The criminal corruption probe into illegal coordination between Scott Walker, his campaign, and outside third parties must continue.
That’s the argument the Milwaukee Journal Sentinel is making as prosecutors and attorneys for right-wing special interests head to court today to make oral arguments before the 7th Circuit Court of Appeals regarding the multi-year John Doe investigation into what a bipartisan group of prosecutors allege was a nationwide criminal scheme.
Prosecutors seek to overturn a lower court’s ruling that temporarily halted the investigation.

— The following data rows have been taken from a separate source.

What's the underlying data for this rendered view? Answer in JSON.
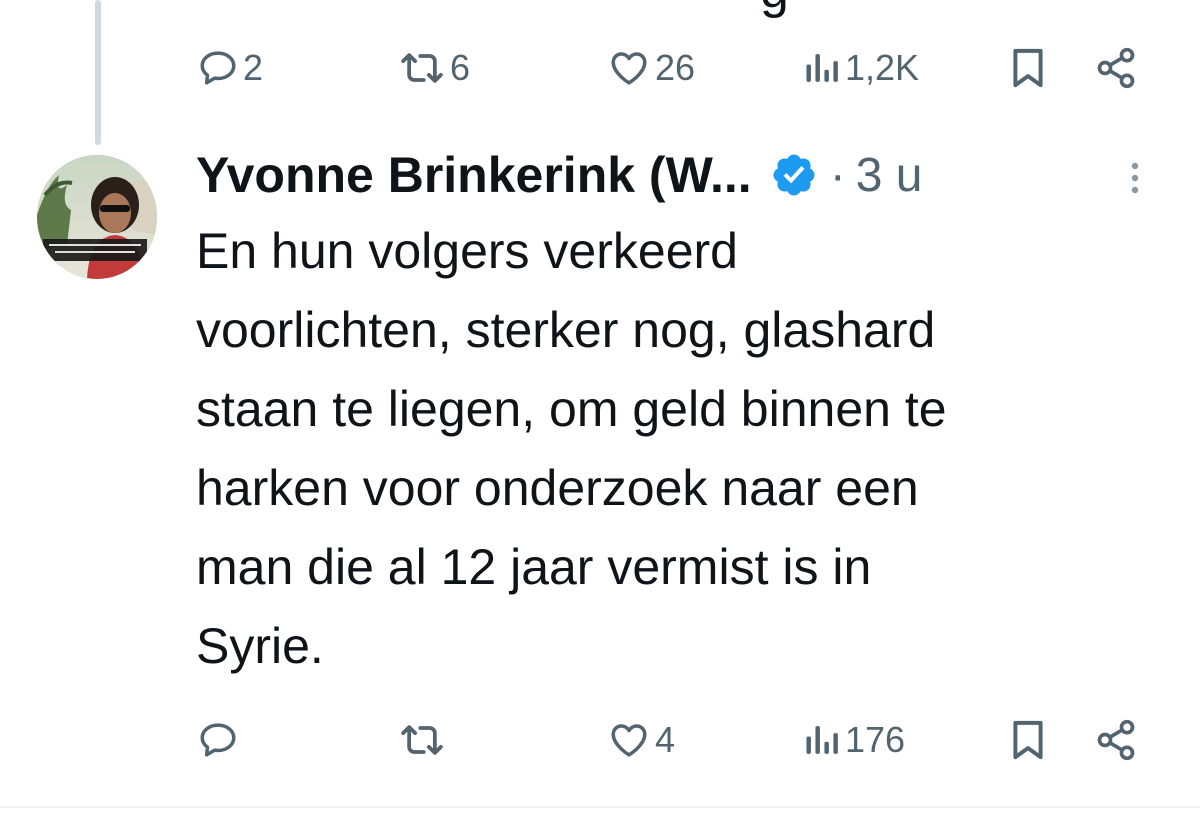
{
  "previous_tweet": {
    "clipped_text": "g",
    "actions": {
      "replies": "2",
      "reposts": "6",
      "likes": "26",
      "views": "1,2K"
    }
  },
  "tweet": {
    "author_name": "Yvonne Brinkerink (W...",
    "separator": "·",
    "timestamp": "3 u",
    "text": "En hun volgers verkeerd\nvoorlichten, sterker nog, glashard\nstaan te liegen, om geld binnen te\nharken voor onderzoek naar een\nman die al 12 jaar vermist is in\nSyrie.",
    "avatar_caption": "When injustice becomes law resistance becomes duty",
    "actions": {
      "replies": "",
      "reposts": "",
      "likes": "4",
      "views": "176"
    }
  },
  "colors": {
    "verified": "#1d9bf0",
    "muted": "#536471",
    "thread_line": "#cfd9de",
    "text": "#0f1419"
  },
  "icons": [
    "reply-icon",
    "repost-icon",
    "like-icon",
    "views-icon",
    "bookmark-icon",
    "share-icon",
    "verified-badge-icon",
    "more-options-icon"
  ]
}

As the Journal Sentinel editorializes, “To put it charitably, Randa's decision was overzealous — a federal judge big-footing a state investigation. His remedy — stamping it out — was too severe for the alleged offense.”

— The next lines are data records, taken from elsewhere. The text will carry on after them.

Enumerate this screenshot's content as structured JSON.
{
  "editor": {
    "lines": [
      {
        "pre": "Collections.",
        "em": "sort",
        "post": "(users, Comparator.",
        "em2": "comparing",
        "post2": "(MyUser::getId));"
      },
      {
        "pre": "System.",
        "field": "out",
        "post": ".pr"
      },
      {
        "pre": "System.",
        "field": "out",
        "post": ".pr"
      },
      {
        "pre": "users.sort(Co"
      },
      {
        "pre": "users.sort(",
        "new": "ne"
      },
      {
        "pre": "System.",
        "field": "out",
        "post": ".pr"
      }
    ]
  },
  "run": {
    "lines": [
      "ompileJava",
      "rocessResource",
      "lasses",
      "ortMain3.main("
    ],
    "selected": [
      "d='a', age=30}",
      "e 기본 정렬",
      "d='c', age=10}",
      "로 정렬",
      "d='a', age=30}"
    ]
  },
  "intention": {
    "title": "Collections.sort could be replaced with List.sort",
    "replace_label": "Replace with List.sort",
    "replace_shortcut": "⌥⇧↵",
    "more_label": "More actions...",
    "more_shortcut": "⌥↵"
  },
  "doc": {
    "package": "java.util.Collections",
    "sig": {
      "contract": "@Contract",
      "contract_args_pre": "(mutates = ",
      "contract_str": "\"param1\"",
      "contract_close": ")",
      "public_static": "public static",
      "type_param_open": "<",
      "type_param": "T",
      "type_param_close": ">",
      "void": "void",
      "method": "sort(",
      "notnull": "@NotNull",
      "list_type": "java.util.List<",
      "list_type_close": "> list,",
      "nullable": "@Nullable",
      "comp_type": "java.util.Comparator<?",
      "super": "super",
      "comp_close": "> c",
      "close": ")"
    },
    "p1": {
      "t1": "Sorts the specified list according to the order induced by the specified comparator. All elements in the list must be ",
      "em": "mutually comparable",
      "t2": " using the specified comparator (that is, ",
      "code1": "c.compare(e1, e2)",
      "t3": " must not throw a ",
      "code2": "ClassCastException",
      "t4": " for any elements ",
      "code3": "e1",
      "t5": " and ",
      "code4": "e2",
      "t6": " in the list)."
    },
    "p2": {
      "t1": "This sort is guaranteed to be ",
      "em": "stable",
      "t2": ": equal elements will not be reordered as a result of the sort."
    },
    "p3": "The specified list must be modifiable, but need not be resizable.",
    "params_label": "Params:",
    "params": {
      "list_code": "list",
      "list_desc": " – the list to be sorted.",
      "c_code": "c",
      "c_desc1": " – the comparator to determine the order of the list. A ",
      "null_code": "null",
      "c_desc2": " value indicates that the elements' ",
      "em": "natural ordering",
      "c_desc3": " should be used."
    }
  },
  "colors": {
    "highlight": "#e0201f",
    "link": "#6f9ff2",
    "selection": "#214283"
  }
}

The Journal Sentinel also argues that two pieces of information from the largely secretive corruption probe are “discouraging for democracy”: that Walker, the same governor who promised to run “the most transparent administration in the history of the world,” encouraged donors to funnel corporate donations through Wisconsin Club for Growth to avoid disclosure, and that Walker benefited from $700,000 in campaign cash from out-of-state mining special interests -- "certainly an appearance of corruption," according to a nonpartisan special investigator.

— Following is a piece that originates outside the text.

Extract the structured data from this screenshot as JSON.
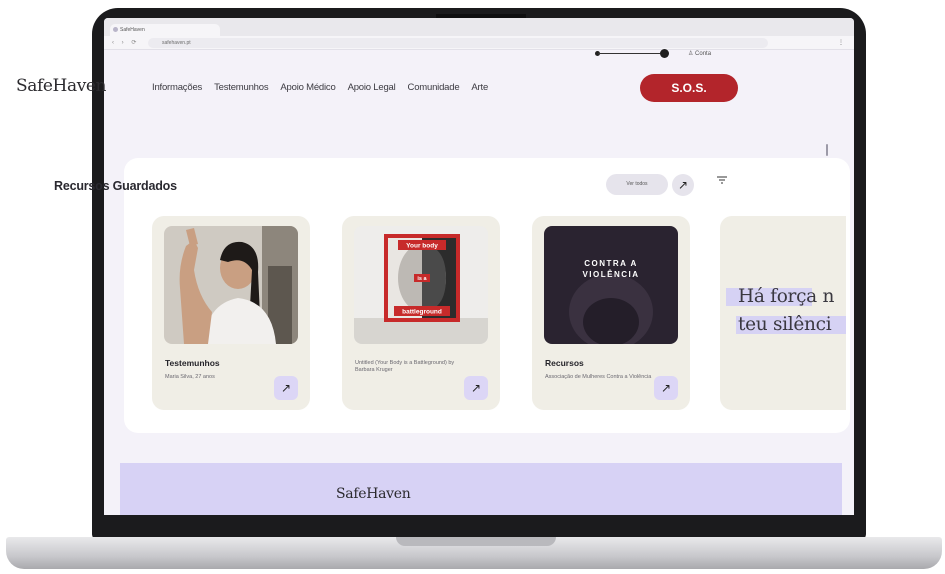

The latter point is also echoed by the Appleton Post Crescent in a scathing editorial that rips the “eye-opening,” “appalling” $700,000 donation from Gogebic Taconite (GTac).
“The court record has shown without a doubt that Scott Walker and RJ Johnson were involved in the biggest pay to play scheme in Wisconsin history. At minimum there is an appearance of corruption when wealthy special interests can donate huge sums of money and then write their own legislation,” Democratic Party of Wisconsin Chair Mike Tate said Tuesday. “We have faith that the court will allow the investigation to continue so that all Wisconsinites can have reassurance that their government is free from corruption.”